Evangelist Jimmy Swaggart will return to the pulpit on May 22, with or without the blessing of national Assemblies of God church officials who suspended him for a year, his lawyer said Wednesday.

The date coincides with a more lenient three-month suspension given Swaggart by the church's Louisiana council after his tearful confession on Feb. 21 that he committed sins against his church and family.The national Executive Presbytery had decided that the state council's penalty was not severe enough and announced Tuesday that Swaggart must stop preaching for at least one year and undergo two years of rehabilitation.

"We have an issue involving the constitution and bylaws of this organization," said Bill Treeby, a lawyer for Swaggart.
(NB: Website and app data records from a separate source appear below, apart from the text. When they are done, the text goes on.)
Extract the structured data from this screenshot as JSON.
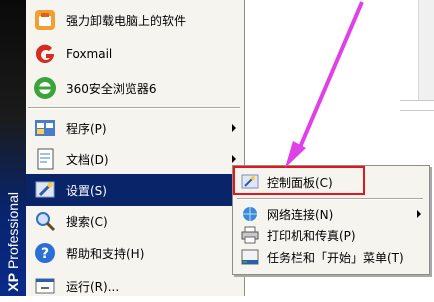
{
  "start_menu": {
    "banner_bold": "XP",
    "banner_text": "Professional",
    "recent_programs": [
      {
        "label": "强力卸载电脑上的软件",
        "icon": "uninstall-icon"
      },
      {
        "label": "Foxmail",
        "icon": "foxmail-icon"
      },
      {
        "label": "360安全浏览器6",
        "icon": "360-browser-icon"
      }
    ],
    "system_items": [
      {
        "label": "程序(P)",
        "icon": "programs-icon",
        "submenu": true
      },
      {
        "label": "文档(D)",
        "icon": "documents-icon",
        "submenu": true
      },
      {
        "label": "设置(S)",
        "icon": "settings-icon",
        "submenu": true,
        "selected": true
      },
      {
        "label": "搜索(C)",
        "icon": "search-icon",
        "submenu": true
      },
      {
        "label": "帮助和支持(H)",
        "icon": "help-icon",
        "submenu": false
      },
      {
        "label": "运行(R)...",
        "icon": "run-icon",
        "submenu": false
      }
    ]
  },
  "settings_submenu": {
    "items": [
      {
        "label": "控制面板(C)",
        "icon": "control-panel-icon",
        "submenu": false
      },
      {
        "label": "网络连接(N)",
        "icon": "network-icon",
        "submenu": true
      },
      {
        "label": "打印机和传真(P)",
        "icon": "printer-icon",
        "submenu": false
      },
      {
        "label": "任务栏和「开始」菜单(T)",
        "icon": "taskbar-icon",
        "submenu": false
      }
    ]
  },
  "colors": {
    "selection": "#0a246a",
    "highlight_box": "#e8141b",
    "pointer_arrow": "#e040e8"
  }
}
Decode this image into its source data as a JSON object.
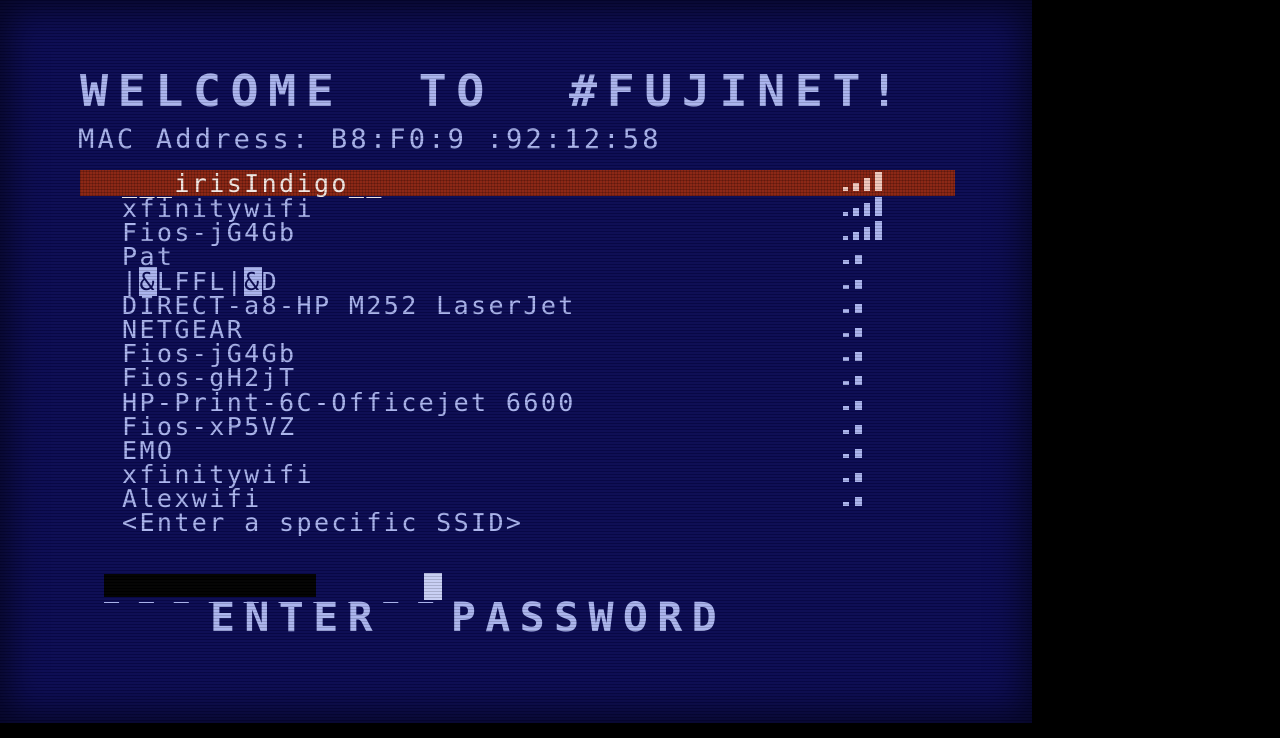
{
  "screen": {
    "title": "WELCOME  TO  #FUJINET!",
    "mac_label_line": "MAC Address: B8:F0:9 :92:12:58",
    "background_color": "#0a0a52",
    "text_color": "#aab4ee",
    "highlight_color": "#8a2412",
    "highlight_text_color": "#f2e7e2",
    "letterbox_color": "#000000"
  },
  "network_list": {
    "rows": [
      {
        "ssid": "___irisIndigo__",
        "signal": "strong",
        "selected": true,
        "garbled": false
      },
      {
        "ssid": "xfinitywifi",
        "signal": "strong",
        "selected": false,
        "garbled": false
      },
      {
        "ssid": "Fios-jG4Gb",
        "signal": "strong",
        "selected": false,
        "garbled": false
      },
      {
        "ssid": "Pat",
        "signal": "weak",
        "selected": false,
        "garbled": false
      },
      {
        "ssid": "|&LFFL|&D",
        "signal": "weak",
        "selected": false,
        "garbled": true
      },
      {
        "ssid": "DIRECT-a8-HP M252 LaserJet",
        "signal": "weak",
        "selected": false,
        "garbled": false
      },
      {
        "ssid": "NETGEAR",
        "signal": "weak",
        "selected": false,
        "garbled": false
      },
      {
        "ssid": "Fios-jG4Gb",
        "signal": "weak",
        "selected": false,
        "garbled": false
      },
      {
        "ssid": "Fios-gH2jT",
        "signal": "weak",
        "selected": false,
        "garbled": false
      },
      {
        "ssid": "HP-Print-6C-Officejet 6600",
        "signal": "weak",
        "selected": false,
        "garbled": false
      },
      {
        "ssid": "Fios-xP5VZ",
        "signal": "weak",
        "selected": false,
        "garbled": false
      },
      {
        "ssid": "EMO",
        "signal": "weak",
        "selected": false,
        "garbled": false
      },
      {
        "ssid": "xfinitywifi",
        "signal": "weak",
        "selected": false,
        "garbled": false
      },
      {
        "ssid": "Alexwifi",
        "signal": "weak",
        "selected": false,
        "garbled": false
      },
      {
        "ssid": "<Enter a specific SSID>",
        "signal": "none",
        "selected": false,
        "garbled": false
      }
    ]
  },
  "password_entry": {
    "field_value": "",
    "field_mask": "_ _ _ _ _ _ _ _ _ _",
    "redacted": true,
    "cursor_visible": true,
    "prompt": "ENTER  PASSWORD"
  }
}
He said there was a conflict over whether the National Presbytery or the Louisiana district council had the right to discipline ministers.

"He is willing to submit himself to the Louisiana District," said Treeby. "He will be considering an appeal to the National Presbytery."

Although Swaggart did not specify the sins he confessed to, a prostitute has said Swaggart paid her to pose nude for him.

Treeby said the National Presbytery might dismiss Swaggart from the denomination if he resumed preaching on May 22, but that Swaggart would have the right to appeal that move.

Rev. G. Raymond Carlson, the Assemblies' general superintendent, had earlier said that if Swaggart did not accept its ruling, "the Executive Presbytery would no doubt take action to dismiss him."

Asked if Swaggart had considered leaving the Assemblies, Treeby said, "He is considering the possibility of an appeal. He has not thought beyond that."

The national group has not officially been informed of the decision, since Swaggart is still deciding what to do about an appeal. Treeby conceded, however, that Swaggart's leaving the ministry is a possibility.